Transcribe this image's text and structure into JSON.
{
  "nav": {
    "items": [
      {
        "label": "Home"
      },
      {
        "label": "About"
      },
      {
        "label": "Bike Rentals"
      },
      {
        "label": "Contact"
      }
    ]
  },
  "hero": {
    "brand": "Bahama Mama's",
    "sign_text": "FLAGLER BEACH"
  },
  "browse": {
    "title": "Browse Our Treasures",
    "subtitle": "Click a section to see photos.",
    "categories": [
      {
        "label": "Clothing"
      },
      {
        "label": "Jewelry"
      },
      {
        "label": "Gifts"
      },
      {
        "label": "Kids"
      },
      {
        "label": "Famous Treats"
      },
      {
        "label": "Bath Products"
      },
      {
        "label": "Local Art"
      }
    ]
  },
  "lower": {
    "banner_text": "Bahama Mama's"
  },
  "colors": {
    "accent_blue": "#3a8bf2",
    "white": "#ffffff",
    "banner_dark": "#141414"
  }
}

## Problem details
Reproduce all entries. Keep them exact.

## Solution to the exercise
Transcribe this image's text and structure into JSON.
{
  "nav": {
    "items": [
      {
        "label": "Home"
      },
      {
        "label": "About"
      },
      {
        "label": "Bike Rentals"
      },
      {
        "label": "Contact"
      }
    ]
  },
  "hero": {
    "brand": "Bahama Mama's",
    "sign_text": "FLAGLER BEACH"
  },
  "browse": {
    "title": "Browse Our Treasures",
    "subtitle": "Click a section to see photos.",
    "categories": [
      {
        "label": "Clothing"
      },
      {
        "label": "Jewelry"
      },
      {
        "label": "Gifts"
      },
      {
        "label": "Kids"
      },
      {
        "label": "Famous Treats"
      },
      {
        "label": "Bath Products"
      },
      {
        "label": "Local Art"
      }
    ]
  },
  "lower": {
    "banner_text": "Bahama Mama's"
  },
  "colors": {
    "accent_blue": "#3a8bf2",
    "white": "#ffffff",
    "banner_dark": "#141414"
  }
}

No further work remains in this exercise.